WHAT YOU SHOULD DO |
Please copy out all the data. Every detail stays the same.

Dataset rows for apps and sites |
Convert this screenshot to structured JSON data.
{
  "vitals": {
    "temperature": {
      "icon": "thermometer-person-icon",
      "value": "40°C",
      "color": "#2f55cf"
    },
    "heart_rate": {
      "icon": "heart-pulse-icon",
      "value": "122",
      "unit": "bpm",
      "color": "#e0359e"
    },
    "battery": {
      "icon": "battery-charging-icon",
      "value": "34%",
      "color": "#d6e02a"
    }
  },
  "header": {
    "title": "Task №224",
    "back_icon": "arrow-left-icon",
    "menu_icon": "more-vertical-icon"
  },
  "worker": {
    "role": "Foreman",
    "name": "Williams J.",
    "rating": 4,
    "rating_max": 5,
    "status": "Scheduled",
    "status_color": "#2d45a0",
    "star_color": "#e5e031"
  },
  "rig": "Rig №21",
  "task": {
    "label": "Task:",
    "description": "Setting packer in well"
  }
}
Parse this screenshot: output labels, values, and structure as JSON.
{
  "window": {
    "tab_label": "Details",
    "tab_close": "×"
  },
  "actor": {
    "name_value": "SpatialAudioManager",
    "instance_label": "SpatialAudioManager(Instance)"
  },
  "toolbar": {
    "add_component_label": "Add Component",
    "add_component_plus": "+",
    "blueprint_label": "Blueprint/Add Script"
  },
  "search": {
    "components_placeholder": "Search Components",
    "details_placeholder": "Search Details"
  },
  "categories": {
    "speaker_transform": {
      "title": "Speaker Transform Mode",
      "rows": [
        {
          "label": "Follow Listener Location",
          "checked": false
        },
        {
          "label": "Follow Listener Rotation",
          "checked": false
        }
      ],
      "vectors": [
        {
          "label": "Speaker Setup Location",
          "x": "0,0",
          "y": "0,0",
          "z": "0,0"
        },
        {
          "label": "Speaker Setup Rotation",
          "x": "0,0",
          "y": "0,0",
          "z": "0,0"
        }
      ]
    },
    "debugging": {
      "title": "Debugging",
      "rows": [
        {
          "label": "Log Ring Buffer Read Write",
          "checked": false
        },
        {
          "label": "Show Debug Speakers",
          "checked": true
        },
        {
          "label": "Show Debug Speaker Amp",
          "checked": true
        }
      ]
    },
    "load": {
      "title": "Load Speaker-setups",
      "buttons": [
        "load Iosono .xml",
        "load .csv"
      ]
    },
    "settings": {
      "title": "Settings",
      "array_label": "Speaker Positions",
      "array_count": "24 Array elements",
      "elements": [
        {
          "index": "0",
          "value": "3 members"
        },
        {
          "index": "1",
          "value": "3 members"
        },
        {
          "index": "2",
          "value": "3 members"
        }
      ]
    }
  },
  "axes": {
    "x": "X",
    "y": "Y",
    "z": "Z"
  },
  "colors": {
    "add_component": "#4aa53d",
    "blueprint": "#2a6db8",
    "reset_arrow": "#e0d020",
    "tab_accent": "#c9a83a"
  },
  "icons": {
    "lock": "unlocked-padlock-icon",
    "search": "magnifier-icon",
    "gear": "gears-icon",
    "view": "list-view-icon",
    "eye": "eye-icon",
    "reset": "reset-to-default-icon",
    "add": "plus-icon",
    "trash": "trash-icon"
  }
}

EXERCISE OUTPUT |
Convert this screenshot to structured JSON data.
{
  "vitals": {
    "temperature": {
      "icon": "thermometer-person-icon",
      "value": "40°C",
      "color": "#2f55cf"
    },
    "heart_rate": {
      "icon": "heart-pulse-icon",
      "value": "122",
      "unit": "bpm",
      "color": "#e0359e"
    },
    "battery": {
      "icon": "battery-charging-icon",
      "value": "34%",
      "color": "#d6e02a"
    }
  },
  "header": {
    "title": "Task №224",
    "back_icon": "arrow-left-icon",
    "menu_icon": "more-vertical-icon"
  },
  "worker": {
    "role": "Foreman",
    "name": "Williams J.",
    "rating": 4,
    "rating_max": 5,
    "status": "Scheduled",
    "status_color": "#2d45a0",
    "star_color": "#e5e031"
  },
  "rig": "Rig №21",
  "task": {
    "label": "Task:",
    "description": "Setting packer in well"
  }
}
Parse this screenshot: output labels, values, and structure as JSON.
{
  "window": {
    "tab_label": "Details",
    "tab_close": "×"
  },
  "actor": {
    "name_value": "SpatialAudioManager",
    "instance_label": "SpatialAudioManager(Instance)"
  },
  "toolbar": {
    "add_component_label": "Add Component",
    "add_component_plus": "+",
    "blueprint_label": "Blueprint/Add Script"
  },
  "search": {
    "components_placeholder": "Search Components",
    "details_placeholder": "Search Details"
  },
  "categories": {
    "speaker_transform": {
      "title": "Speaker Transform Mode",
      "rows": [
        {
          "label": "Follow Listener Location",
          "checked": false
        },
        {
          "label": "Follow Listener Rotation",
          "checked": false
        }
      ],
      "vectors": [
        {
          "label": "Speaker Setup Location",
          "x": "0,0",
          "y": "0,0",
          "z": "0,0"
        },
        {
          "label": "Speaker Setup Rotation",
          "x": "0,0",
          "y": "0,0",
          "z": "0,0"
        }
      ]
    },
    "debugging": {
      "title": "Debugging",
      "rows": [
        {
          "label": "Log Ring Buffer Read Write",
          "checked": false
        },
        {
          "label": "Show Debug Speakers",
          "checked": true
        },
        {
          "label": "Show Debug Speaker Amp",
          "checked": true
        }
      ]
    },
    "load": {
      "title": "Load Speaker-setups",
      "buttons": [
        "load Iosono .xml",
        "load .csv"
      ]
    },
    "settings": {
      "title": "Settings",
      "array_label": "Speaker Positions",
      "array_count": "24 Array elements",
      "elements": [
        {
          "index": "0",
          "value": "3 members"
        },
        {
          "index": "1",
          "value": "3 members"
        },
        {
          "index": "2",
          "value": "3 members"
        }
      ]
    }
  },
  "axes": {
    "x": "X",
    "y": "Y",
    "z": "Z"
  },
  "colors": {
    "add_component": "#4aa53d",
    "blueprint": "#2a6db8",
    "reset_arrow": "#e0d020",
    "tab_accent": "#c9a83a"
  },
  "icons": {
    "lock": "unlocked-padlock-icon",
    "search": "magnifier-icon",
    "gear": "gears-icon",
    "view": "list-view-icon",
    "eye": "eye-icon",
    "reset": "reset-to-default-icon",
    "add": "plus-icon",
    "trash": "trash-icon"
  }
}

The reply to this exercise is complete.